_WHAT TO PRODUCE_
Working from the entries that follow, retype each one without any alteration.

_DATA_
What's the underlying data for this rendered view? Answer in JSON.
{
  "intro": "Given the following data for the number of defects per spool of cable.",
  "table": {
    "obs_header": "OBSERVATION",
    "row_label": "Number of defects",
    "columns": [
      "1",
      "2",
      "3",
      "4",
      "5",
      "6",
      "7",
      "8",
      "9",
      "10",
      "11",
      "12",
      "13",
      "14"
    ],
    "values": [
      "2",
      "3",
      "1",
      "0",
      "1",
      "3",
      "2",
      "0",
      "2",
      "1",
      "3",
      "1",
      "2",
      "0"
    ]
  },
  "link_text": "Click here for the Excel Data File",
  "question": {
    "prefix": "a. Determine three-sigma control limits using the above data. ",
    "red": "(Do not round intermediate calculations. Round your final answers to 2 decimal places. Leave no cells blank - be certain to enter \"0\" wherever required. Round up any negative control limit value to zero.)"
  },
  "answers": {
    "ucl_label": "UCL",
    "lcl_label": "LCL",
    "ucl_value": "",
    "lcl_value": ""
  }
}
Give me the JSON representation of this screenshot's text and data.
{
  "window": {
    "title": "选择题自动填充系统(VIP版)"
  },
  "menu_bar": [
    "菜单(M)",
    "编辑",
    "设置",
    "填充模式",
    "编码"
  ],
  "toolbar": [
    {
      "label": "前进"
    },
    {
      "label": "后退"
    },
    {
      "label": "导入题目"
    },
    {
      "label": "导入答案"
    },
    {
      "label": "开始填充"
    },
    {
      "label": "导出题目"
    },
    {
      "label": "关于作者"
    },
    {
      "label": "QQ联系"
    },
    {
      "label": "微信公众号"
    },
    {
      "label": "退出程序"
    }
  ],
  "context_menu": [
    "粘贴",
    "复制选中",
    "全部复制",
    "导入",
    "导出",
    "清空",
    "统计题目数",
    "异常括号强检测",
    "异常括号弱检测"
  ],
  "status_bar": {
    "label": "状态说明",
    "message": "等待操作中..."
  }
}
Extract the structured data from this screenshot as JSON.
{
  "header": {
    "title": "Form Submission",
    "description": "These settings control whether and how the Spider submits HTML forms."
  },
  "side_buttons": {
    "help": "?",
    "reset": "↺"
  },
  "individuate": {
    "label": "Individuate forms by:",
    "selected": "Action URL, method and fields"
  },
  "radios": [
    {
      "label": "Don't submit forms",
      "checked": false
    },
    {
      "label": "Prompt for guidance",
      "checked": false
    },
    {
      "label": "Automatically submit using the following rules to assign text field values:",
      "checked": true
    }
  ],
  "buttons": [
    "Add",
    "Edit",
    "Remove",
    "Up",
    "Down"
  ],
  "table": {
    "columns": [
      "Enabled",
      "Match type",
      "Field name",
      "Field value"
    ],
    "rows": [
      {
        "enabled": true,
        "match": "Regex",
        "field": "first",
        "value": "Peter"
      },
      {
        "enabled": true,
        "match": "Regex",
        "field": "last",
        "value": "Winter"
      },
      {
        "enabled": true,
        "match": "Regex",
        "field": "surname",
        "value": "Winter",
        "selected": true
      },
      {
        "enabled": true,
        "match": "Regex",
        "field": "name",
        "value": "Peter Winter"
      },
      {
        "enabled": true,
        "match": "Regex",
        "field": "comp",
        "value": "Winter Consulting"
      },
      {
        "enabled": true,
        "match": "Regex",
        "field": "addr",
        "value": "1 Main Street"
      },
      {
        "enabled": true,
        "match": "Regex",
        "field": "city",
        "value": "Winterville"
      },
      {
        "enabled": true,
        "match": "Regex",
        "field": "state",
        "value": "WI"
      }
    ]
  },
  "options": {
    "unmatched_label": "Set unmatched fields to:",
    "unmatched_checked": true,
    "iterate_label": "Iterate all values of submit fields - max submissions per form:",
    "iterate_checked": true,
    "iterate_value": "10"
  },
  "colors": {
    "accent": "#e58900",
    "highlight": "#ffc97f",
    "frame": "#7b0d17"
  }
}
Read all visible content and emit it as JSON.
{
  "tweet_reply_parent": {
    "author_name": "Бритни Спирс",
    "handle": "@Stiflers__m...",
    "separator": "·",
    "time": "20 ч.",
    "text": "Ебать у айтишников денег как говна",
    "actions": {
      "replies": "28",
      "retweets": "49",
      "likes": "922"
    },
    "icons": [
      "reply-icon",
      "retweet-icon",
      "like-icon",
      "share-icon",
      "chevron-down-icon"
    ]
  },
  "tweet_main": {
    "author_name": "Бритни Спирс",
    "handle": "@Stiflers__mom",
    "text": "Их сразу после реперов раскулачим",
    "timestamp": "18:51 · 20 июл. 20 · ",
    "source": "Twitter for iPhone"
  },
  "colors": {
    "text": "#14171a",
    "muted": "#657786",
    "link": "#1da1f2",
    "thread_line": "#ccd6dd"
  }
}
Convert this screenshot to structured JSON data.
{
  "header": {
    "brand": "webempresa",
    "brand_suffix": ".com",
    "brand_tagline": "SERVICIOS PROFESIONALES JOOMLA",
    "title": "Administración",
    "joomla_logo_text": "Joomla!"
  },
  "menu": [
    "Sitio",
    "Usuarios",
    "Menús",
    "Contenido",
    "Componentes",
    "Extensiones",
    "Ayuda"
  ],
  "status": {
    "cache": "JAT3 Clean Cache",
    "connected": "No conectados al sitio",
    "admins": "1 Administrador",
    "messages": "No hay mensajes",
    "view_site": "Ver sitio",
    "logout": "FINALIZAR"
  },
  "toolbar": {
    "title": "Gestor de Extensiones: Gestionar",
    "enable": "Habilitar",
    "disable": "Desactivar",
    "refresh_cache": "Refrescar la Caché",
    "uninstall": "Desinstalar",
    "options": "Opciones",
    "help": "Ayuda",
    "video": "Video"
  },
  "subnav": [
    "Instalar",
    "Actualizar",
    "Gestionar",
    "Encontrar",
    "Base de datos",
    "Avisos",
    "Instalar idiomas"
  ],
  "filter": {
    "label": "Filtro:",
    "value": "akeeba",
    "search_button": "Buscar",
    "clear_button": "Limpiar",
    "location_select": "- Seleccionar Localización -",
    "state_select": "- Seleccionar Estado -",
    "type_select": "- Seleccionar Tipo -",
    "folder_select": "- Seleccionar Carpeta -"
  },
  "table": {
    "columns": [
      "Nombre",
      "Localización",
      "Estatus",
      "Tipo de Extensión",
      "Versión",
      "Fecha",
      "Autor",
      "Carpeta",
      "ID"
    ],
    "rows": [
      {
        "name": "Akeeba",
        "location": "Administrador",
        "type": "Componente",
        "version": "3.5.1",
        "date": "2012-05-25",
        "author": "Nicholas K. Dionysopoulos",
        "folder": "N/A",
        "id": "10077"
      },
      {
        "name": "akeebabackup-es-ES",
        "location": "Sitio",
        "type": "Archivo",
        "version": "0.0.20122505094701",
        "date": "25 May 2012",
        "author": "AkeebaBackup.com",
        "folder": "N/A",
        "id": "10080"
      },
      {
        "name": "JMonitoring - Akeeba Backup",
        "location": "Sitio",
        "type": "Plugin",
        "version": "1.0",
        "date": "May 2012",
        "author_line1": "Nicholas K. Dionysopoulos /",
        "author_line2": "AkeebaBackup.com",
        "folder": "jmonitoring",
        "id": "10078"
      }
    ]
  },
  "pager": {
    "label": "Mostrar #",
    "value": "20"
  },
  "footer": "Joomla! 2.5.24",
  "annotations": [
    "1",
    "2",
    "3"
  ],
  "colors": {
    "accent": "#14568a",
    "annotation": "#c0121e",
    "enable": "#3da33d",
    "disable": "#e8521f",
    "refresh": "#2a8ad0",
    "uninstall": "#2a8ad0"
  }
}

_ANSWER BOX_
What's the underlying data for this rendered view? Answer in JSON.
{
  "intro": "Given the following data for the number of defects per spool of cable.",
  "table": {
    "obs_header": "OBSERVATION",
    "row_label": "Number of defects",
    "columns": [
      "1",
      "2",
      "3",
      "4",
      "5",
      "6",
      "7",
      "8",
      "9",
      "10",
      "11",
      "12",
      "13",
      "14"
    ],
    "values": [
      "2",
      "3",
      "1",
      "0",
      "1",
      "3",
      "2",
      "0",
      "2",
      "1",
      "3",
      "1",
      "2",
      "0"
    ]
  },
  "link_text": "Click here for the Excel Data File",
  "question": {
    "prefix": "a. Determine three-sigma control limits using the above data. ",
    "red": "(Do not round intermediate calculations. Round your final answers to 2 decimal places. Leave no cells blank - be certain to enter \"0\" wherever required. Round up any negative control limit value to zero.)"
  },
  "answers": {
    "ucl_label": "UCL",
    "lcl_label": "LCL",
    "ucl_value": "",
    "lcl_value": ""
  }
}
Give me the JSON representation of this screenshot's text and data.
{
  "window": {
    "title": "选择题自动填充系统(VIP版)"
  },
  "menu_bar": [
    "菜单(M)",
    "编辑",
    "设置",
    "填充模式",
    "编码"
  ],
  "toolbar": [
    {
      "label": "前进"
    },
    {
      "label": "后退"
    },
    {
      "label": "导入题目"
    },
    {
      "label": "导入答案"
    },
    {
      "label": "开始填充"
    },
    {
      "label": "导出题目"
    },
    {
      "label": "关于作者"
    },
    {
      "label": "QQ联系"
    },
    {
      "label": "微信公众号"
    },
    {
      "label": "退出程序"
    }
  ],
  "context_menu": [
    "粘贴",
    "复制选中",
    "全部复制",
    "导入",
    "导出",
    "清空",
    "统计题目数",
    "异常括号强检测",
    "异常括号弱检测"
  ],
  "status_bar": {
    "label": "状态说明",
    "message": "等待操作中..."
  }
}
Extract the structured data from this screenshot as JSON.
{
  "header": {
    "title": "Form Submission",
    "description": "These settings control whether and how the Spider submits HTML forms."
  },
  "side_buttons": {
    "help": "?",
    "reset": "↺"
  },
  "individuate": {
    "label": "Individuate forms by:",
    "selected": "Action URL, method and fields"
  },
  "radios": [
    {
      "label": "Don't submit forms",
      "checked": false
    },
    {
      "label": "Prompt for guidance",
      "checked": false
    },
    {
      "label": "Automatically submit using the following rules to assign text field values:",
      "checked": true
    }
  ],
  "buttons": [
    "Add",
    "Edit",
    "Remove",
    "Up",
    "Down"
  ],
  "table": {
    "columns": [
      "Enabled",
      "Match type",
      "Field name",
      "Field value"
    ],
    "rows": [
      {
        "enabled": true,
        "match": "Regex",
        "field": "first",
        "value": "Peter"
      },
      {
        "enabled": true,
        "match": "Regex",
        "field": "last",
        "value": "Winter"
      },
      {
        "enabled": true,
        "match": "Regex",
        "field": "surname",
        "value": "Winter",
        "selected": true
      },
      {
        "enabled": true,
        "match": "Regex",
        "field": "name",
        "value": "Peter Winter"
      },
      {
        "enabled": true,
        "match": "Regex",
        "field": "comp",
        "value": "Winter Consulting"
      },
      {
        "enabled": true,
        "match": "Regex",
        "field": "addr",
        "value": "1 Main Street"
      },
      {
        "enabled": true,
        "match": "Regex",
        "field": "city",
        "value": "Winterville"
      },
      {
        "enabled": true,
        "match": "Regex",
        "field": "state",
        "value": "WI"
      }
    ]
  },
  "options": {
    "unmatched_label": "Set unmatched fields to:",
    "unmatched_checked": true,
    "iterate_label": "Iterate all values of submit fields - max submissions per form:",
    "iterate_checked": true,
    "iterate_value": "10"
  },
  "colors": {
    "accent": "#e58900",
    "highlight": "#ffc97f",
    "frame": "#7b0d17"
  }
}
Read all visible content and emit it as JSON.
{
  "tweet_reply_parent": {
    "author_name": "Бритни Спирс",
    "handle": "@Stiflers__m...",
    "separator": "·",
    "time": "20 ч.",
    "text": "Ебать у айтишников денег как говна",
    "actions": {
      "replies": "28",
      "retweets": "49",
      "likes": "922"
    },
    "icons": [
      "reply-icon",
      "retweet-icon",
      "like-icon",
      "share-icon",
      "chevron-down-icon"
    ]
  },
  "tweet_main": {
    "author_name": "Бритни Спирс",
    "handle": "@Stiflers__mom",
    "text": "Их сразу после реперов раскулачим",
    "timestamp": "18:51 · 20 июл. 20 · ",
    "source": "Twitter for iPhone"
  },
  "colors": {
    "text": "#14171a",
    "muted": "#657786",
    "link": "#1da1f2",
    "thread_line": "#ccd6dd"
  }
}
Convert this screenshot to structured JSON data.
{
  "header": {
    "brand": "webempresa",
    "brand_suffix": ".com",
    "brand_tagline": "SERVICIOS PROFESIONALES JOOMLA",
    "title": "Administración",
    "joomla_logo_text": "Joomla!"
  },
  "menu": [
    "Sitio",
    "Usuarios",
    "Menús",
    "Contenido",
    "Componentes",
    "Extensiones",
    "Ayuda"
  ],
  "status": {
    "cache": "JAT3 Clean Cache",
    "connected": "No conectados al sitio",
    "admins": "1 Administrador",
    "messages": "No hay mensajes",
    "view_site": "Ver sitio",
    "logout": "FINALIZAR"
  },
  "toolbar": {
    "title": "Gestor de Extensiones: Gestionar",
    "enable": "Habilitar",
    "disable": "Desactivar",
    "refresh_cache": "Refrescar la Caché",
    "uninstall": "Desinstalar",
    "options": "Opciones",
    "help": "Ayuda",
    "video": "Video"
  },
  "subnav": [
    "Instalar",
    "Actualizar",
    "Gestionar",
    "Encontrar",
    "Base de datos",
    "Avisos",
    "Instalar idiomas"
  ],
  "filter": {
    "label": "Filtro:",
    "value": "akeeba",
    "search_button": "Buscar",
    "clear_button": "Limpiar",
    "location_select": "- Seleccionar Localización -",
    "state_select": "- Seleccionar Estado -",
    "type_select": "- Seleccionar Tipo -",
    "folder_select": "- Seleccionar Carpeta -"
  },
  "table": {
    "columns": [
      "Nombre",
      "Localización",
      "Estatus",
      "Tipo de Extensión",
      "Versión",
      "Fecha",
      "Autor",
      "Carpeta",
      "ID"
    ],
    "rows": [
      {
        "name": "Akeeba",
        "location": "Administrador",
        "type": "Componente",
        "version": "3.5.1",
        "date": "2012-05-25",
        "author": "Nicholas K. Dionysopoulos",
        "folder": "N/A",
        "id": "10077"
      },
      {
        "name": "akeebabackup-es-ES",
        "location": "Sitio",
        "type": "Archivo",
        "version": "0.0.20122505094701",
        "date": "25 May 2012",
        "author": "AkeebaBackup.com",
        "folder": "N/A",
        "id": "10080"
      },
      {
        "name": "JMonitoring - Akeeba Backup",
        "location": "Sitio",
        "type": "Plugin",
        "version": "1.0",
        "date": "May 2012",
        "author_line1": "Nicholas K. Dionysopoulos /",
        "author_line2": "AkeebaBackup.com",
        "folder": "jmonitoring",
        "id": "10078"
      }
    ]
  },
  "pager": {
    "label": "Mostrar #",
    "value": "20"
  },
  "footer": "Joomla! 2.5.24",
  "annotations": [
    "1",
    "2",
    "3"
  ],
  "colors": {
    "accent": "#14568a",
    "annotation": "#c0121e",
    "enable": "#3da33d",
    "disable": "#e8521f",
    "refresh": "#2a8ad0",
    "uninstall": "#2a8ad0"
  }
}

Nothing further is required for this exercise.